Prep time
Cook time
Total time
Serves: 4-6
  • 750 g (1.8 lb) Pork Loin, cubed
  • 3 cloves Garlic, peeled
  • 6 Shallots, peeled
  • 8 cups Water
  • ½ Carrot, peeled & cut into discs
  • 1 Daikon Radish, peeled & cut into discs
  • 1 Tomato
  • 4 large Tofu Puffs, sliced thickly
  • 2 cup roughly chopped Green Beans
  • 1 Red Chilli, thinly sliced
  • 1.5 tbsp Tamarind Paste dissolved in 3 tbsp Water then sieved
  • 2 tbsp Fish sauce, to taste
  • ground Pepper
  1. Combine pork, shallots & garlic in a deep pan. Pour water in & simmer until meat is tender, about 30 mins.
  2. When meat is tender, adjust the amount of water if needed.
  3. Add in daikon, carrot & tofu puffs into the broth. Bring to a boil then down to a simmer again. Drizzle in fish sauce & pepper.
  4. When daikon & carrot is about tender to your liking, pour in tamarind juice a little at a time until tang is to your preference. I like it sour so I used all of it.

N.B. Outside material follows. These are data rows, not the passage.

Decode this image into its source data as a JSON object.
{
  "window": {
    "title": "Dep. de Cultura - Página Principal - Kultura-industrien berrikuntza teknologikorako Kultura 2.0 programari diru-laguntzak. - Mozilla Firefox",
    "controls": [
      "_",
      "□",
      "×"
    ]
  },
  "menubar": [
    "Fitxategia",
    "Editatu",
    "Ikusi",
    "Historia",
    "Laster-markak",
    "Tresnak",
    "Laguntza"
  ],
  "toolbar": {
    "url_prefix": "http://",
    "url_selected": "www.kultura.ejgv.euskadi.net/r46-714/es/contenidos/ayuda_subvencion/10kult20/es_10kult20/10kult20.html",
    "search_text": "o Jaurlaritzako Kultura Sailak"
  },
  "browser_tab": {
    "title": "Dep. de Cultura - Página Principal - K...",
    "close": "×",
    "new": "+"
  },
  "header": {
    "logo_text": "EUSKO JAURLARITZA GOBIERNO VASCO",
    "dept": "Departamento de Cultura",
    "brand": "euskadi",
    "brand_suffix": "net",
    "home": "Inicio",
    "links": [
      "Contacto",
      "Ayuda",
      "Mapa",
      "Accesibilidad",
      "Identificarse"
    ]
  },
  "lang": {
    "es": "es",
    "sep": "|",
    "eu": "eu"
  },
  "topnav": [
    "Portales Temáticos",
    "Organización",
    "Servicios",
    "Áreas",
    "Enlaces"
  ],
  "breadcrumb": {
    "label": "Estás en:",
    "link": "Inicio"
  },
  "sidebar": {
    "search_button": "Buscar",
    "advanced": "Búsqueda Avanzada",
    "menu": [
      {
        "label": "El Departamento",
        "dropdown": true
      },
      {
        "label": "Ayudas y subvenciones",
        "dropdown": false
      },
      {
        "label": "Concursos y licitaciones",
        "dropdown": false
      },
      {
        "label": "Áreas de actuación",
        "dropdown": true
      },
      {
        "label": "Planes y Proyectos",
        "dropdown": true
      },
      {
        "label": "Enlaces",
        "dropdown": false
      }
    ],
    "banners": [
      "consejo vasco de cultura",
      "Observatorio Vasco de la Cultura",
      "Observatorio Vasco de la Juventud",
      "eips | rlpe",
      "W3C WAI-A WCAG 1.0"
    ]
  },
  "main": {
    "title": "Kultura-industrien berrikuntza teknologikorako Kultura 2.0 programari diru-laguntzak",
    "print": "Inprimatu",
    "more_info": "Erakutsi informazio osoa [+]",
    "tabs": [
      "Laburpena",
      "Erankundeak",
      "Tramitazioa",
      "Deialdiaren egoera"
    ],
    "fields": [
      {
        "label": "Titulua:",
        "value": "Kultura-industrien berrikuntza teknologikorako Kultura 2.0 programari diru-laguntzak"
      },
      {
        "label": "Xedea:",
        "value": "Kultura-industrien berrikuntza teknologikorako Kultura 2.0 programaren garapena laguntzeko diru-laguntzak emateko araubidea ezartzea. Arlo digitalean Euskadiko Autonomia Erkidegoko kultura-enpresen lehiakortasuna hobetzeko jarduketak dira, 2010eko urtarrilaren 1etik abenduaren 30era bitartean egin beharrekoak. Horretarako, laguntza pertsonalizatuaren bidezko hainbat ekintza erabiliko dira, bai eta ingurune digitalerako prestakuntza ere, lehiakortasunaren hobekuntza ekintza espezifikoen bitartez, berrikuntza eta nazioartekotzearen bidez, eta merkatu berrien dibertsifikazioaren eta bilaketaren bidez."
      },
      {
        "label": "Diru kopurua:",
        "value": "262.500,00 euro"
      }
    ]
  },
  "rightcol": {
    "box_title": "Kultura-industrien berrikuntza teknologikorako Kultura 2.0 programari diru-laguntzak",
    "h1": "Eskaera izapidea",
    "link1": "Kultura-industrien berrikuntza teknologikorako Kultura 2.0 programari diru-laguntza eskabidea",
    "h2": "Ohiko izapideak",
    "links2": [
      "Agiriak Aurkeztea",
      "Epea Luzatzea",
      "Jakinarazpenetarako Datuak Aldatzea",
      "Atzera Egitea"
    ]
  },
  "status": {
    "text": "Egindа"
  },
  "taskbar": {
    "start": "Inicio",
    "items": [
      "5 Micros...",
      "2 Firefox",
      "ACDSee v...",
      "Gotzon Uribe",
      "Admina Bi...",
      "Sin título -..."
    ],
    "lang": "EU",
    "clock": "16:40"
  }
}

  5. Toss in green beans & simmer another 30 secs.
  6. Serve up hot with chilli slices.